(Items from an interface collection)
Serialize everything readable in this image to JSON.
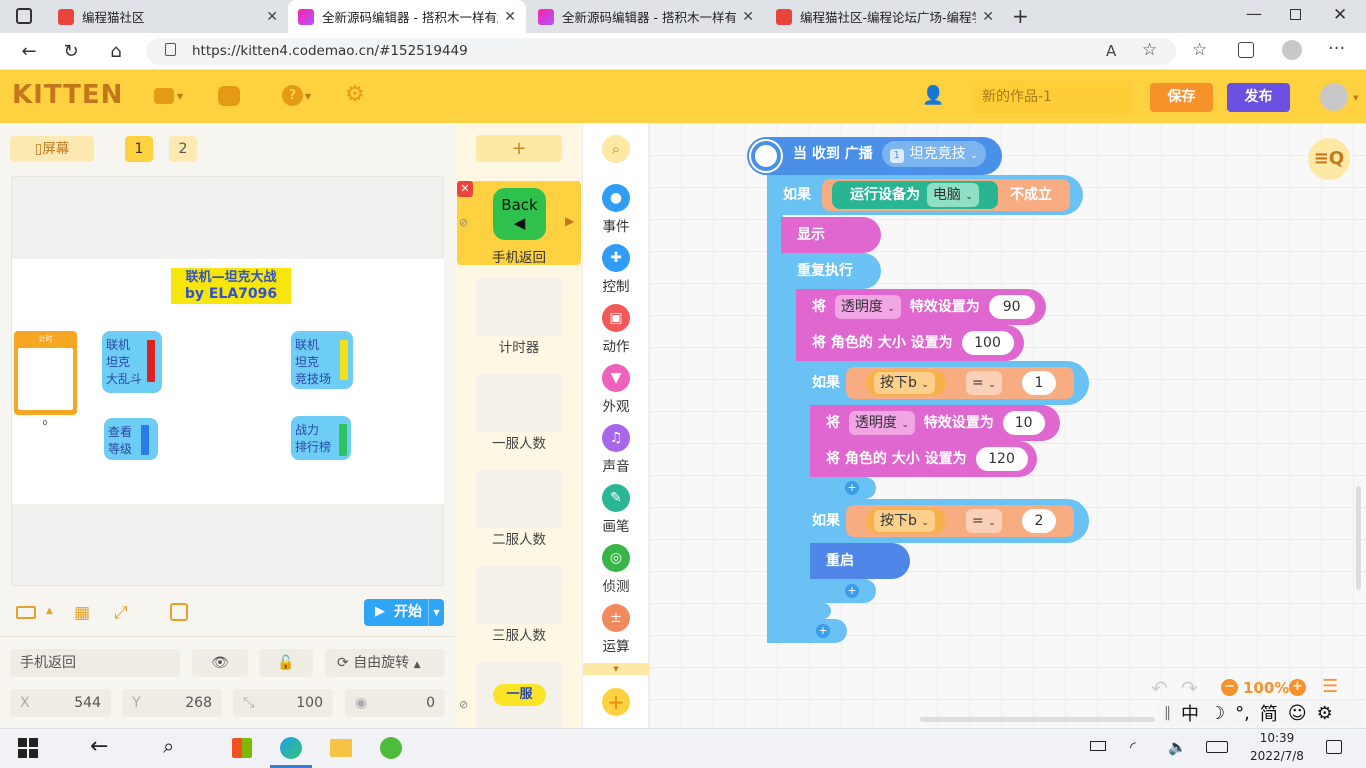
{
  "browser": {
    "tabs": [
      {
        "title": "编程猫社区",
        "active": false
      },
      {
        "title": "全新源码编辑器 - 搭积木一样有趣",
        "active": true
      },
      {
        "title": "全新源码编辑器 - 搭积木一样有趣",
        "active": false
      },
      {
        "title": "编程猫社区-编程论坛广场-编程学",
        "active": false
      }
    ],
    "url": "https://kitten4.codemao.cn/#152519449"
  },
  "header": {
    "logo": "KITTEN",
    "work_name": "新的作品-1",
    "save_label": "保存",
    "publish_label": "发布"
  },
  "stage": {
    "screen_label": "屏幕",
    "pages": [
      "1",
      "2"
    ],
    "title_line1": "联机—坦克大战",
    "title_line2": "by ELA7096",
    "buttons": [
      "联机\n坦克\n大乱斗",
      "联机\n坦克\n竞技场",
      "查看\n等级",
      "战力\n排行榜"
    ],
    "timer_label": "计时",
    "timer_value": "0",
    "start_label": "开始"
  },
  "properties": {
    "sprite_name": "手机返回",
    "rotation_label": "自由旋转",
    "x_label": "X",
    "x_value": "544",
    "y_label": "Y",
    "y_value": "268",
    "size_value": "100",
    "direction_value": "0"
  },
  "sprites": {
    "add_label": "+",
    "selected": {
      "name": "手机返回",
      "icon_text": "Back"
    },
    "items": [
      "计时器",
      "一服人数",
      "二服人数",
      "三服人数"
    ],
    "last_item": "一服"
  },
  "categories": [
    {
      "label": "事件",
      "color": "#2f9cf5"
    },
    {
      "label": "控制",
      "color": "#2f9cf5"
    },
    {
      "label": "动作",
      "color": "#f25858"
    },
    {
      "label": "外观",
      "color": "#ee62be"
    },
    {
      "label": "声音",
      "color": "#a866ea"
    },
    {
      "label": "画笔",
      "color": "#28b694"
    },
    {
      "label": "侦测",
      "color": "#38b448"
    },
    {
      "label": "运算",
      "color": "#f28a5f"
    }
  ],
  "code": {
    "hat_label": "当 收到 广播",
    "hat_badge": "1",
    "hat_value": "坦克竞技",
    "if_label": "如果",
    "cond_label": "运行设备为",
    "cond_value": "电脑",
    "cond_suffix": "不成立",
    "show_label": "显示",
    "repeat_label": "重复执行",
    "set_prefix": "将",
    "effect_value": "透明度",
    "effect_label": "特效设置为",
    "effect_num1": "90",
    "size_label": "将 角色的 大小 设置为",
    "size_num1": "100",
    "key_value": "按下b",
    "eq_value": "=",
    "cmp1": "1",
    "effect_num2": "10",
    "size_num2": "120",
    "cmp2": "2",
    "restart_label": "重启"
  },
  "workspace": {
    "zoom": "100%"
  },
  "taskbar": {
    "ime": "中",
    "ime_mode": "简",
    "time": "10:39",
    "date": "2022/7/8"
  }
}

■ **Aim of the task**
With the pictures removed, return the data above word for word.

■ **Solution to this task**
Serialize everything readable in this image to JSON.
{
  "browser": {
    "tabs": [
      {
        "title": "编程猫社区",
        "active": false
      },
      {
        "title": "全新源码编辑器 - 搭积木一样有趣",
        "active": true
      },
      {
        "title": "全新源码编辑器 - 搭积木一样有趣",
        "active": false
      },
      {
        "title": "编程猫社区-编程论坛广场-编程学",
        "active": false
      }
    ],
    "url": "https://kitten4.codemao.cn/#152519449"
  },
  "header": {
    "logo": "KITTEN",
    "work_name": "新的作品-1",
    "save_label": "保存",
    "publish_label": "发布"
  },
  "stage": {
    "screen_label": "屏幕",
    "pages": [
      "1",
      "2"
    ],
    "title_line1": "联机—坦克大战",
    "title_line2": "by ELA7096",
    "buttons": [
      "联机\n坦克\n大乱斗",
      "联机\n坦克\n竞技场",
      "查看\n等级",
      "战力\n排行榜"
    ],
    "timer_label": "计时",
    "timer_value": "0",
    "start_label": "开始"
  },
  "properties": {
    "sprite_name": "手机返回",
    "rotation_label": "自由旋转",
    "x_label": "X",
    "x_value": "544",
    "y_label": "Y",
    "y_value": "268",
    "size_value": "100",
    "direction_value": "0"
  },
  "sprites": {
    "add_label": "+",
    "selected": {
      "name": "手机返回",
      "icon_text": "Back"
    },
    "items": [
      "计时器",
      "一服人数",
      "二服人数",
      "三服人数"
    ],
    "last_item": "一服"
  },
  "categories": [
    {
      "label": "事件",
      "color": "#2f9cf5"
    },
    {
      "label": "控制",
      "color": "#2f9cf5"
    },
    {
      "label": "动作",
      "color": "#f25858"
    },
    {
      "label": "外观",
      "color": "#ee62be"
    },
    {
      "label": "声音",
      "color": "#a866ea"
    },
    {
      "label": "画笔",
      "color": "#28b694"
    },
    {
      "label": "侦测",
      "color": "#38b448"
    },
    {
      "label": "运算",
      "color": "#f28a5f"
    }
  ],
  "code": {
    "hat_label": "当 收到 广播",
    "hat_badge": "1",
    "hat_value": "坦克竞技",
    "if_label": "如果",
    "cond_label": "运行设备为",
    "cond_value": "电脑",
    "cond_suffix": "不成立",
    "show_label": "显示",
    "repeat_label": "重复执行",
    "set_prefix": "将",
    "effect_value": "透明度",
    "effect_label": "特效设置为",
    "effect_num1": "90",
    "size_label": "将 角色的 大小 设置为",
    "size_num1": "100",
    "key_value": "按下b",
    "eq_value": "=",
    "cmp1": "1",
    "effect_num2": "10",
    "size_num2": "120",
    "cmp2": "2",
    "restart_label": "重启"
  },
  "workspace": {
    "zoom": "100%"
  },
  "taskbar": {
    "ime": "中",
    "ime_mode": "简",
    "time": "10:39",
    "date": "2022/7/8"
  }
}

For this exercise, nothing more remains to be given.